The larger question remains: Where are our American conductors and how do they reach the top tier?

Well, you can win a prestigious competition, though most are Europe-based and worldwide in focus, with American contestants heavily outnumbered.

More realistically, there are two stages on which young conductors are welcomed: They are our largest and most prestigious orchestras, those included in Group A by the League of American Orchestras, an organization that advocates on behalf of its membership. These major ensembles often engage Americans as assistant or associate conductors, where their role is that of the ever-ready understudy, but where they also might conduct pops concerts and a youth orchestra. Orchestras in Groups B through E, with smaller budgets, shorter seasons and less clout, also engage young Americans, often as music directors, though their exposure, inevitably, is limited.

The league is making an effort to bring gifted young conductors before orchestra managements and artist representatives. This past April, in collaboration with the Nashville Symphony, the league hosted the Bruno Walter National Conductor Preview. (That’s the same Bruno Walter, of course, whose illness enabled Leonard Bernstein’s fortuitous debut.) Six conductors were chosen from 150 applicants, but it’s impossible not to notice that only two of the six were American.

The promise implicit in Mr. Bernstein’s success will be fulfilled only when the agents who manage a maestro’s career collaborate with symphony managements in a conscious effort to place gifted Americans on the most prestigious podiums. Working closely with an orchestra’s leadership and providing guidance that might prove useful, the artist’s manager is essentially a salesman, analogous to a star quarterback’s agent, and plays a crucial role pairing conductors with orchestras. In so doing, an ensemble’s artistic fortunes and public profile are defined.

Today two agencies dominate the field: Columbia Artists Management and International Management Group Artists. Together they represent 113 conductors, of whom 24 are Americans, though nine of those make their careers in Hollywood, on Broadway or as pops concert personalities. Absent these nine, that’s a skinny 13 percent of Americans, some recognizable, a majority less so.
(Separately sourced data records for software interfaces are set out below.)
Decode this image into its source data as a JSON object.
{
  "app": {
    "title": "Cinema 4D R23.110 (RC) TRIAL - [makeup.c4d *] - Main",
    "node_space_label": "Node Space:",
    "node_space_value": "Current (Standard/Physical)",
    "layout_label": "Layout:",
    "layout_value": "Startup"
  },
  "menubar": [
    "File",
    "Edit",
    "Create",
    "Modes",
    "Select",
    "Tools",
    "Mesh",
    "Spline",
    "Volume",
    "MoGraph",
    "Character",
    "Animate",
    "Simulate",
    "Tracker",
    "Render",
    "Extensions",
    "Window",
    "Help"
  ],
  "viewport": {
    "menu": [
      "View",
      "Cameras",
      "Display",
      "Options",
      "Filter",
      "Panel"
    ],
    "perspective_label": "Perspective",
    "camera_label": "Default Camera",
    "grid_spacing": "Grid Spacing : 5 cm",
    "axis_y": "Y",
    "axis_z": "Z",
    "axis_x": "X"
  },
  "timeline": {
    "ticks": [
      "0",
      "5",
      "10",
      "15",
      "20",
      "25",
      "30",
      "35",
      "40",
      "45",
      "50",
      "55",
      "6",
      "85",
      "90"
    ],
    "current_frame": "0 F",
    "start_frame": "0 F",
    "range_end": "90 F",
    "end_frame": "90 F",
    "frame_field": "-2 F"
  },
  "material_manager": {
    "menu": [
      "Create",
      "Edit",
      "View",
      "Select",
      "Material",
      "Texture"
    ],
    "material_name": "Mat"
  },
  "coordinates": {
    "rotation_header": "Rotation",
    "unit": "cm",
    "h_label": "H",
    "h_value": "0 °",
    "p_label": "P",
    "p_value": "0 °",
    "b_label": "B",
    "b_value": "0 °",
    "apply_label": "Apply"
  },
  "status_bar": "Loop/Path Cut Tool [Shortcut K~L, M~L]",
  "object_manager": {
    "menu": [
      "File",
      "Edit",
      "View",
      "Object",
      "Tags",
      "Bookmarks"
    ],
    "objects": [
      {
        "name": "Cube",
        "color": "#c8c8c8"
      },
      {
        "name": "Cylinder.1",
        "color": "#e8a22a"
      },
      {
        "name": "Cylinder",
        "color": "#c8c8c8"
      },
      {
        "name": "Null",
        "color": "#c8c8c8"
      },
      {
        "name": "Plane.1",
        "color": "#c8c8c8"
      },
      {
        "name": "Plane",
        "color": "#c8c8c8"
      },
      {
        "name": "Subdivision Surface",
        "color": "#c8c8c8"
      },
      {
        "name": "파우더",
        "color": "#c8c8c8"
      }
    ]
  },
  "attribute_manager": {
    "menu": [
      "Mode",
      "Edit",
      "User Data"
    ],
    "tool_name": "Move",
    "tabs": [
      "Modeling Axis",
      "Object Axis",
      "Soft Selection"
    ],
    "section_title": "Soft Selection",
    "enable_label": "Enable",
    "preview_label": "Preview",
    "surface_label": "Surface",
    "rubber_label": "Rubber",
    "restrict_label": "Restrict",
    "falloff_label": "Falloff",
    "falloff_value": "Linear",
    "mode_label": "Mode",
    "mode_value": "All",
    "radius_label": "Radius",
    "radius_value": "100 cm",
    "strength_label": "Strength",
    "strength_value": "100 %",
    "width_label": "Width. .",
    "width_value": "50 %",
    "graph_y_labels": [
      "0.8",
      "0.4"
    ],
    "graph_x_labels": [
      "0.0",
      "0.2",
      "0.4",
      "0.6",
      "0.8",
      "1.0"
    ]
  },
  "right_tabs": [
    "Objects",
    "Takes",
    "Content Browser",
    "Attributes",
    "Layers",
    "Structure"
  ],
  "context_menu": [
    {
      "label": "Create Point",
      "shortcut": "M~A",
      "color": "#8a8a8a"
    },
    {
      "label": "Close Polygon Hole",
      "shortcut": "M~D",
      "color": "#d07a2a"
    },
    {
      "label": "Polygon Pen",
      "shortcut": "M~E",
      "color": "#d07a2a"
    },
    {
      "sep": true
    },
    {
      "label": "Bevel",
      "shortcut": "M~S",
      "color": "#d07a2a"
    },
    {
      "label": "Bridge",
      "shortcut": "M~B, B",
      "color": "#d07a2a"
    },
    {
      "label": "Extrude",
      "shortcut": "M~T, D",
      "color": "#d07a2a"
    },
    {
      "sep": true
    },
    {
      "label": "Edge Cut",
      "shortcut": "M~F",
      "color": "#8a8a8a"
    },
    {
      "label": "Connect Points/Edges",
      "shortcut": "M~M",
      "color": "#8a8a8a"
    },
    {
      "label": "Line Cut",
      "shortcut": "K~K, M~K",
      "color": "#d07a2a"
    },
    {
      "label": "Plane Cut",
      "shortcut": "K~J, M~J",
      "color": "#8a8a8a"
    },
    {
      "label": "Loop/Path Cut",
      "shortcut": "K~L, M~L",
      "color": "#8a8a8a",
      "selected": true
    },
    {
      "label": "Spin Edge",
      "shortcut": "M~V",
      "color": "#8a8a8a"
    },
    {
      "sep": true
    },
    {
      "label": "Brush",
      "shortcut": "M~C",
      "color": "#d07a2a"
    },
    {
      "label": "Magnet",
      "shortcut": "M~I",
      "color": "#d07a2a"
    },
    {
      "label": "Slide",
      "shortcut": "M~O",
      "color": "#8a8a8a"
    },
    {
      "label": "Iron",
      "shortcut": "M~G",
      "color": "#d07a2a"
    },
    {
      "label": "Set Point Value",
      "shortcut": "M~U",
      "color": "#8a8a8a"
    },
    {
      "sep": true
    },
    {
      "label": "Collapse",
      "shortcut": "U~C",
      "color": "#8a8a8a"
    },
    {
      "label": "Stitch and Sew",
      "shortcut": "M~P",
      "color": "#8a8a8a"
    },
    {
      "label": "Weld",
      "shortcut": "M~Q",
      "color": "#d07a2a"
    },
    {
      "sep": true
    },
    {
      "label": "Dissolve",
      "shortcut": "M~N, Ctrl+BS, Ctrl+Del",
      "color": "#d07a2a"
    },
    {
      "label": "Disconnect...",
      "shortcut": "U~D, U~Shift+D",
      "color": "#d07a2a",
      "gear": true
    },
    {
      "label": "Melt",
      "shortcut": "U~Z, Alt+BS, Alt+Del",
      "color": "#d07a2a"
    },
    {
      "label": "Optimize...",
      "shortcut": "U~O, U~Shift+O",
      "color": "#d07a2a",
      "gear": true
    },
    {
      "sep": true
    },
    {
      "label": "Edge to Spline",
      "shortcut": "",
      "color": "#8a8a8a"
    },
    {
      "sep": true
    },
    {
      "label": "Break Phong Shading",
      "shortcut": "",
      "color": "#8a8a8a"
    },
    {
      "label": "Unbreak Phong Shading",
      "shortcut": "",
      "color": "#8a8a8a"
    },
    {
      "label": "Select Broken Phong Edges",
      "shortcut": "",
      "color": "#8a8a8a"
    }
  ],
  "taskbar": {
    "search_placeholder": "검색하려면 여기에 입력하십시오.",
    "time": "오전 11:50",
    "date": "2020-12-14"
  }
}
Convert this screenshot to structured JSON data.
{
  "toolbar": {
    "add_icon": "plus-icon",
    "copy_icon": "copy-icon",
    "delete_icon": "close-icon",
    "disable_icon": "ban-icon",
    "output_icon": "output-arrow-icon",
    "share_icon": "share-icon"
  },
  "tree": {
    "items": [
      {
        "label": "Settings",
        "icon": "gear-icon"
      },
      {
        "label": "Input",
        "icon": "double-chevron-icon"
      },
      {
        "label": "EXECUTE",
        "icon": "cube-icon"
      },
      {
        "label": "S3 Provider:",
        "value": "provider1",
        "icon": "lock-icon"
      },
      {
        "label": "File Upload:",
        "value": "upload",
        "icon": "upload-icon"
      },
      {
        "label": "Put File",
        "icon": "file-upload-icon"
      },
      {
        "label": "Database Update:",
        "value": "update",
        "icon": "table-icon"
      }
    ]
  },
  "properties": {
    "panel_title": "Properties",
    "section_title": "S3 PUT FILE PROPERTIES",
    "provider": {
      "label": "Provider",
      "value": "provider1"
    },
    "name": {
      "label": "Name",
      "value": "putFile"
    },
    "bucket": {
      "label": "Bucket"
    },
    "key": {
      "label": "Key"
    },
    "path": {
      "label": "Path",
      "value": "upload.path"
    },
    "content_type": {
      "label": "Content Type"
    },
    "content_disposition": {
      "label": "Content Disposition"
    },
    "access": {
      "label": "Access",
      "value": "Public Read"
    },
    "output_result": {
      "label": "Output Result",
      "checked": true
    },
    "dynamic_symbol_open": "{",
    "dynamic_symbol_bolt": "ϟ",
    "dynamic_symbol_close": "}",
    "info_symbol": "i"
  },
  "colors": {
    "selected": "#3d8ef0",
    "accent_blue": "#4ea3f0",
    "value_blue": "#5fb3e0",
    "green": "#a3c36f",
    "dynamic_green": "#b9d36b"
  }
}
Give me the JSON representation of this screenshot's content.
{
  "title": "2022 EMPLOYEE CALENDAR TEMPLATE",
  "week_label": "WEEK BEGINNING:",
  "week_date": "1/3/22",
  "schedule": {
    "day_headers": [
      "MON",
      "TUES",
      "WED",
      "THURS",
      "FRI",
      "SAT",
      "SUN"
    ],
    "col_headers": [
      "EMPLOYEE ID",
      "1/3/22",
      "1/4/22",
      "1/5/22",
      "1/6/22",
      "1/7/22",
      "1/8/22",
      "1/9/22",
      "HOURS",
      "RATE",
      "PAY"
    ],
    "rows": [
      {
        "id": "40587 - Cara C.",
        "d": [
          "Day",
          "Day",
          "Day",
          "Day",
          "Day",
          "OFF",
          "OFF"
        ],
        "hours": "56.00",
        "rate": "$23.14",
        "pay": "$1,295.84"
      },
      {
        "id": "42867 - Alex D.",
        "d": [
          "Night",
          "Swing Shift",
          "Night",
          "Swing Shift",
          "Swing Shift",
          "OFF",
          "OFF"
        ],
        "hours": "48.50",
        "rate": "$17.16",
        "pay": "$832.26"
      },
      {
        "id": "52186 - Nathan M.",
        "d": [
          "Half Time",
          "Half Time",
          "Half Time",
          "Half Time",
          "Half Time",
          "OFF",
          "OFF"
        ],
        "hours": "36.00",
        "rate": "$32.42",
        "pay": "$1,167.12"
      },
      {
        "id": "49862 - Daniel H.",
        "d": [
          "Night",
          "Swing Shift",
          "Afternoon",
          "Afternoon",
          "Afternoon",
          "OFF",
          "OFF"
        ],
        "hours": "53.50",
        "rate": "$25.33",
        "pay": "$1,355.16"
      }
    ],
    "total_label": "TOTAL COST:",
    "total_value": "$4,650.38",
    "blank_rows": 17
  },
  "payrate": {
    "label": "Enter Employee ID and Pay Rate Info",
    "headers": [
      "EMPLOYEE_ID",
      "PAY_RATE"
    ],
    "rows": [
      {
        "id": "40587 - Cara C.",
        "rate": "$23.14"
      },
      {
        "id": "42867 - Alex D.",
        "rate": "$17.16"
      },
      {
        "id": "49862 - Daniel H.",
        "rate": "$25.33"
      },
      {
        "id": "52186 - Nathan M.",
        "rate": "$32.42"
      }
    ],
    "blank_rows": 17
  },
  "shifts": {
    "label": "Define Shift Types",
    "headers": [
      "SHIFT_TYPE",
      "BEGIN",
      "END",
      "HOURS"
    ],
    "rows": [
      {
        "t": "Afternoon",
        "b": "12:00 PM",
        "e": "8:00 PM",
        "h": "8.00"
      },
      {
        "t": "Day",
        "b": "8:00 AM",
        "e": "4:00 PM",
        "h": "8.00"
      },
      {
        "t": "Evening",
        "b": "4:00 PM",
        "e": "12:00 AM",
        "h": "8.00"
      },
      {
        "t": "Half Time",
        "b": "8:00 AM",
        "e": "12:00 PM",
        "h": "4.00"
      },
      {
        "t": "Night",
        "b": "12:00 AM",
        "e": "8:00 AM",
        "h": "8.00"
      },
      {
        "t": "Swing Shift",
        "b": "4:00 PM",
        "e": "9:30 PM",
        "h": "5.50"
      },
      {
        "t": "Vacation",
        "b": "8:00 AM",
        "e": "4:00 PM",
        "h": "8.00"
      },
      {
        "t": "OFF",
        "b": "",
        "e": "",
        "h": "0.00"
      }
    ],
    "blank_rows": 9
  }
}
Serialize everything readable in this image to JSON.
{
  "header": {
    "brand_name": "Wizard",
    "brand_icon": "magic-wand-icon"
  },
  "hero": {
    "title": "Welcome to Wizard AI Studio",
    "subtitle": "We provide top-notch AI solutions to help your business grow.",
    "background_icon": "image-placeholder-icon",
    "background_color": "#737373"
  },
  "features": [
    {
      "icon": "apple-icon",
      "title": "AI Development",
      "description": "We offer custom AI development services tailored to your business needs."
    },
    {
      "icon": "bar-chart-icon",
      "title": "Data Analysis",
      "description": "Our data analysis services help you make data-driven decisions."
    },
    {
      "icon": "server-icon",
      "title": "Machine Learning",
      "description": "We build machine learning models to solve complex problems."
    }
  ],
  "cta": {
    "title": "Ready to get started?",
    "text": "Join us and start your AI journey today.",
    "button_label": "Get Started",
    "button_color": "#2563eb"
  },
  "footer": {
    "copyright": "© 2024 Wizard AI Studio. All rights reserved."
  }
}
One possible explanation is that foreign conductors have had more experience and more time to become better known. Another factor might be that the foreign conductor comes to an orchestra with a certain cachet and commands a significantly higher fee than the younger American, which means a fatter fee for the agent. None of this necessarily reflects on the comparative quality of performance.

The orchestral enterprise is in transition. In a generally sanguine report from the League of American Orchestras — “Orchestra Facts: 2006-2014,” the most up-to-date study publicly available — it is reported that audiences declined 10.5 percent between 2010 and 2014, and in 2013 alone, subscription revenues fell by 13 percent.

These numbers should cause concern. Heeding signs of audience fatigue from the same old same old, orchestra boards and management must demand that artist managements provide choices that include the most exciting and insightful conductors, both men and women, groomed here at home and deserving the chance to shine. They need to not merely include American conductors on their rosters, but to champion their careers and advocate on their behalf.

Should there be doubt that an American maestro is up to the challenge, one need only look to the too few examples of homegrown success, to the likes of Kenneth Schermerhorn and Thomas Schippers, Robert Spano and Michael Tilson Thomas.

And, indeed, to Leonard Bernstein.

George Gelles has written on music and dance, served at the National Endowment for the Arts and at the Ford Foundation, and for 15 years was executive director of the Philharmonia Baroque Orchestra.

Follow The New York Times Opinion section on Facebook and Twitter (@NYTopinion).

No hay comentarios:

Publicar un comentario